We also used some special equipment that you may or may not have in your kitchen that is specifically helpful if you are teaching a baking & pastry class. Some rare things include a kaiser roll stamp, a bread scoring lathe, and a docker.
July 17th, 2010
If you teach culinary and have never been to Johnson & Wales’ Summer Educator’s Program you are missing out. I highly recommend attending if you get the opportunity. The J & W Summer Educator’s Program is professional development for vocational and FACS teachers who want to learn how to improve their skills especially working in a commercial kitchen. There are several programs. I happened to have taken the baking and pastry program but they also offer Culinary Essentials which follows their high school text book that goes by the same name.
The educator courses are offered at all four of the Johnson & Wale’s campuses (Providence, Denver, Charlotte, Miami). Their course offerings change slightly every year so if you don’t see anything you would like for this year check it out again next year. They courses they offered this summer were Culinary Essentials, Baking & Pastry Arts I & II, Sustainable Food, and Culinary Nutrition. The pricing is $595 for the course and room & board, however travel expenses are not included.
November 22nd, 2009
If you live near enough to NYC there are more than a few things to check out as far as Family Consumer Professional Development is concerned. My favorite is taking a tour of the French Culinary Institute (462 Broadway New York, NY 10013-2618). The French Culinary Institute is where Bobby Flay went to school which is neat in itself. The staff there are really personable and it is a great tour seeing their students in action through glass windows that allow for easy viewing of the kitchens. I happen to go on days when they were making wedding cakes and had chocolate sculptures on display. I have been twice, once to see the school so I could recommend certain students to go there and the second time I brought some of my students for a tour. The school is a culinary school not academic and culinary like Johnson and Wales so it appeals to a different type of student. They also offer one day classes to the public that could be professional development in itself. I think I am going to take one in chocolate or sugar flowers!

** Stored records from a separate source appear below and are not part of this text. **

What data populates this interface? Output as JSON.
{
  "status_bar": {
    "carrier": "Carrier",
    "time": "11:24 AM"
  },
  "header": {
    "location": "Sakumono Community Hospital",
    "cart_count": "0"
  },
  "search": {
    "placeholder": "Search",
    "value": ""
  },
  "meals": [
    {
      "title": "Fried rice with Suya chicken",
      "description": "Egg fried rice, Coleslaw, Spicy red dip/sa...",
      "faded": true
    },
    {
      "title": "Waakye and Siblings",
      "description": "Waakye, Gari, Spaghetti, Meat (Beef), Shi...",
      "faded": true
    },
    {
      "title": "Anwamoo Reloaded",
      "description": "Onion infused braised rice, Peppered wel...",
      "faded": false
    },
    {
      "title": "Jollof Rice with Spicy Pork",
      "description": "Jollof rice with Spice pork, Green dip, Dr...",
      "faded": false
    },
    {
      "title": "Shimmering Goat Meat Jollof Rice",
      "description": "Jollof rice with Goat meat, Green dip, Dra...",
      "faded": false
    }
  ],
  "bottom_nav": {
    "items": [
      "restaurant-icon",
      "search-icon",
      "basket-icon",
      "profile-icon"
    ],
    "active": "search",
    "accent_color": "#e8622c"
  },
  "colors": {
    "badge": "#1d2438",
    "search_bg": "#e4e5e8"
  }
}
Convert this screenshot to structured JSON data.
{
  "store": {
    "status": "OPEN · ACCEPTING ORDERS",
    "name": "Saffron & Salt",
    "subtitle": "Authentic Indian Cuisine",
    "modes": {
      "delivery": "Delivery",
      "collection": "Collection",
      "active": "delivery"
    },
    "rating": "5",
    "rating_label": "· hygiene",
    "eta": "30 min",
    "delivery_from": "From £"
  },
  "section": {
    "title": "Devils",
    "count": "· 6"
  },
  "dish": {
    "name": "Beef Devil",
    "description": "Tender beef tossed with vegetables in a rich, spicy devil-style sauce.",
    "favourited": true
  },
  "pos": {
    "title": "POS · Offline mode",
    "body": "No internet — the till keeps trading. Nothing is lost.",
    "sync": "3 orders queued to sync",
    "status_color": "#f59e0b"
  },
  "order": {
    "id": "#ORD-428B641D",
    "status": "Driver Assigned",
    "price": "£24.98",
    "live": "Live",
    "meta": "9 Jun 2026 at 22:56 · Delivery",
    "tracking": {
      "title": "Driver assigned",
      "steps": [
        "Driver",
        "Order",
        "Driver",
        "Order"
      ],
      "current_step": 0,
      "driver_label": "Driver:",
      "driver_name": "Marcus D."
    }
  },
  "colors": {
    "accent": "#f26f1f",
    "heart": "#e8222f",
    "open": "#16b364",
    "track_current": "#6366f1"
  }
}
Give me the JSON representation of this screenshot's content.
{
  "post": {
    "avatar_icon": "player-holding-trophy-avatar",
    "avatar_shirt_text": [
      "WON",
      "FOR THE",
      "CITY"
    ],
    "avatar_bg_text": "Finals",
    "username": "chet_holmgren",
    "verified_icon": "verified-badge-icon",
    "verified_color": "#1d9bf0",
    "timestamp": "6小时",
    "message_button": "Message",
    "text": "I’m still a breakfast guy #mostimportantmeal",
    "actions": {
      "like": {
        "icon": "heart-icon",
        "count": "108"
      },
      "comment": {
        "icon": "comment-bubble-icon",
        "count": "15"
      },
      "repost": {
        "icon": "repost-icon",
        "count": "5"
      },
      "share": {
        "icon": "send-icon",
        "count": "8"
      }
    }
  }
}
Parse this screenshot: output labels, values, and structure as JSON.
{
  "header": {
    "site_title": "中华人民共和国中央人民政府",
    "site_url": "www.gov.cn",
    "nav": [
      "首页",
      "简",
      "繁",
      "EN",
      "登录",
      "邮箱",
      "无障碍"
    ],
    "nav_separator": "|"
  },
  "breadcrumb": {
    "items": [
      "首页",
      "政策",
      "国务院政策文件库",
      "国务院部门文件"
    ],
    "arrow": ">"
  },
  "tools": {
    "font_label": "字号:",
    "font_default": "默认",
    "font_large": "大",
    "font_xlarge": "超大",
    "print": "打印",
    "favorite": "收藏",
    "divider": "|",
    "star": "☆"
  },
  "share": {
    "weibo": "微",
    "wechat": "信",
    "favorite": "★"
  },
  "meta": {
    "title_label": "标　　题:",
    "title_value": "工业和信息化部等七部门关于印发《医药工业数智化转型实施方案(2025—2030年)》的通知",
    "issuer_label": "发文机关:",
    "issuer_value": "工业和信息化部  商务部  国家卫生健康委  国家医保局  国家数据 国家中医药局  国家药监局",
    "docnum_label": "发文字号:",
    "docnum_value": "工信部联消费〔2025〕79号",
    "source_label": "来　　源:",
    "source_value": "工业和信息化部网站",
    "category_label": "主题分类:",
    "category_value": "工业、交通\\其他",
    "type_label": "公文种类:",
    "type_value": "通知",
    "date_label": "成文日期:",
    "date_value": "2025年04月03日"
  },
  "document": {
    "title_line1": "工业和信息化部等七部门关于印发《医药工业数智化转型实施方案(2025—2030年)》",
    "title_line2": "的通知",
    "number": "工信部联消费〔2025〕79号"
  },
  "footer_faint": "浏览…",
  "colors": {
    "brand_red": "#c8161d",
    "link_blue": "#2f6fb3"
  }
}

My second favorite place to visit is the Copper Hewitt Museum (2 East 91st Street New York, NY 10128) which had a felting exhibit. Its exhibits change frequently but they all seem to be F.A.C.S related: fashioning felt, interior design, children’s wall paper, design and tools for the table, stair case masterpieces, Asian Housing Crisis, etc. The museum costs $15 a person and is actually the old Andrew Carnegie Mansion so you get a two for one- to see the exhibits and the beautiful historical mansion. Check them out at: http://cooperhewitt.org
Of course there is also the fashion district that has a ton of cool fabric and notion stores. Imagine a two story building filled from top to bottom with buttons- breath taking! Along with fashion design you would be remiss to not visit the Fashion Institute of Technology (FIT) (seventh ave at 27th street). They have an on going free small museum exhibit but if your an educator who wants to recommend the school to students sign up for a tour. You can book a tour through admissions and you actually get to see the classrooms and students working. My favorite part of the tour were the looms where students could design and make their own knit fabrics.